Speaking of '16, the list of state Senators most likely to retire doesn't seem very long yet. 90 year old Dem John Pinto is on top of it. Sen Carroll Leavell is another seen as ready to depart. Senate President Pro Tem Mary Kay Papen will be 84 in '16 but shows no signs of slowing down. And she has become a strong voice in the important behavioral health battle.


Santa Fe Dem County Chair Richard Ellenberg says he has thrown his hat into the ring to become the next chairman of the state party. He joins Deb Haaland and Chaves County Dem Chairman Fred Moran. Dems will pick their new chair in April.


When it comes to jobs in the ABQ metro it appears more of the same is in store, and for a good, long time:

Provo-Orem, Utah, with 3 percent unemployment, tops a list of the top 10 labor markets in the U.S., while Albuquerque trails at a distant 130th place, according to a report in Forbes. . . Albuquerque trailed in total-industry job growth rates, both pre-and-post-recession, and was also found lagging in projected growth rates for 2014 to 2020.


This is interesting stuff (what isn't around here?) A reader sends this pic of a "thin blue line" license plate that is popping up on ABQ police squad cars. He writes:

Some argue the symbol simply shows support for fallen officers. Others view it as a continued "us versus them" demonstration by a police department that's adamant that no one will tell it what to do. As a reminder, crossing "the thin blue line" is what got APD officer Sam Costales in trouble when he testified that fellow officers were lying. 

Given the history of what the thin blue line means in Albuquerque, do these license plates have any business being on taxpayer-funded police vehicles? Is there an APD policy when it comes to placing political or social statements on police vehicles? 


Reader Nicole Lourdes has thoughts on the controversial bill to fail third graders, if they are not testing well in reading skills:

A child's competencies and maturity is not based entirely on reading skills. He/she may be a slow reader or have a reading disability but may excel in math or music or science. He/she may have the maturity to catch up easily or social skills that render him/her a natural leader. It is cruel and shortsighted to punish and stigmatize a child who may need extra help with reading. It does not take a genius to anticipate that the children who will be hurt most will be those who live in poverty. If the Governor was not Hispanic one would think that she is driven by racist ideology.

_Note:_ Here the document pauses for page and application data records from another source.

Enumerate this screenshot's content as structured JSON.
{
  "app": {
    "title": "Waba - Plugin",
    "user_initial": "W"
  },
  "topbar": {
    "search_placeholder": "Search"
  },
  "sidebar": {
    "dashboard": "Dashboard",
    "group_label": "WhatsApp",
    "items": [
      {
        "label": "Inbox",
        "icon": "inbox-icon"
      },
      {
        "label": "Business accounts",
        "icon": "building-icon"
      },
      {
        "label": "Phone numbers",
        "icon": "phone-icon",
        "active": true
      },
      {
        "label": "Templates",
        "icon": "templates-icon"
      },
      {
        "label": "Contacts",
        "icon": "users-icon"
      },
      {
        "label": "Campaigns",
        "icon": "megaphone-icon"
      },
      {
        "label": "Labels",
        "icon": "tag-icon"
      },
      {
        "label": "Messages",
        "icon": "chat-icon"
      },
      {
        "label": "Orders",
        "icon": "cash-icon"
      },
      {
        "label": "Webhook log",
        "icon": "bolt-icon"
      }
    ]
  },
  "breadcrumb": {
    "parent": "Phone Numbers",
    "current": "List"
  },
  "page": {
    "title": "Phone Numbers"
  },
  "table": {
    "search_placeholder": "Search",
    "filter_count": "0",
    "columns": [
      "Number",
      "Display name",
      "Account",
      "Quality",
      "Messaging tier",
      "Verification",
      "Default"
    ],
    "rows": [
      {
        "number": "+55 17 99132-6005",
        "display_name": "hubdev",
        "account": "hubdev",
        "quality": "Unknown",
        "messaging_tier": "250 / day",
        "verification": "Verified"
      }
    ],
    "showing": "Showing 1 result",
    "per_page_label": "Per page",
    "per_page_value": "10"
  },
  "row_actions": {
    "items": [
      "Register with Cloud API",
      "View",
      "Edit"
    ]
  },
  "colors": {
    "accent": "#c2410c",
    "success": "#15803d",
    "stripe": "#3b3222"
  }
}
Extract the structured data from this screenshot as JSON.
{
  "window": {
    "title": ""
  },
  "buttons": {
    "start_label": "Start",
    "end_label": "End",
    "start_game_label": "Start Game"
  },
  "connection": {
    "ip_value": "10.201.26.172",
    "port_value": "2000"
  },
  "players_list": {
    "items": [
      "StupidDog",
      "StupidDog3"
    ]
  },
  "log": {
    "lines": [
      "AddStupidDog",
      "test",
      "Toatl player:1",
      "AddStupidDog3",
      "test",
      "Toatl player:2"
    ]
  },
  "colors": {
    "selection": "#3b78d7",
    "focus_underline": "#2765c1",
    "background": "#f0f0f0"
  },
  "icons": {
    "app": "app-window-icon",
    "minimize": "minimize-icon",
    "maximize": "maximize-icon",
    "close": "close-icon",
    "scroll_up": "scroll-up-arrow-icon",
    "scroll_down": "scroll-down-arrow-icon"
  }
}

Along with the bill she's pushing to repeal driver's licenses for illegal aliens, I'm beginning to think that she needs to seek some therapy for issues of self-hatred.

The third grade retention bill has passed the House and awaits action in the Senate.


Who was that guy calling himself southern GOP NM Congressman Steve Pearce and addressing the NM legislative session Tuesday?

(Pearce) directed cautionary remarks toward House Republicans. “You could easily overreach. You could easily take too much for granted in your new role.”
. . . Pearce said many voters are angry at both Republican and Democratic leaders and feel a sense of helplessness over the state of global and domestic affairs. He said such voter dissatisfaction can have a pendulum effect in terms of political parties being voted in and out of power, which in turn can destabilize the nation. “The voters are very volatile right now, and what you don’t need is a lot of ideological three-point shots. . . What you want are some common-sense things that will improve the job situation.”

No "ideological three-point shots?" That from the king of the ideological three-pointer? Hey, Steve, welcome to our world. If that's really you.

This is the home of New Mexico politics.

E-mail your news and comments. (jmonahan@ix.netcom.com)

Interested in reaching New Mexico's most informed audience? Advertise here.  

(c)NM POLITICS WITH JOE MONAHAN 2014. Not for reproduction without permission of the author
website design by limwebdesign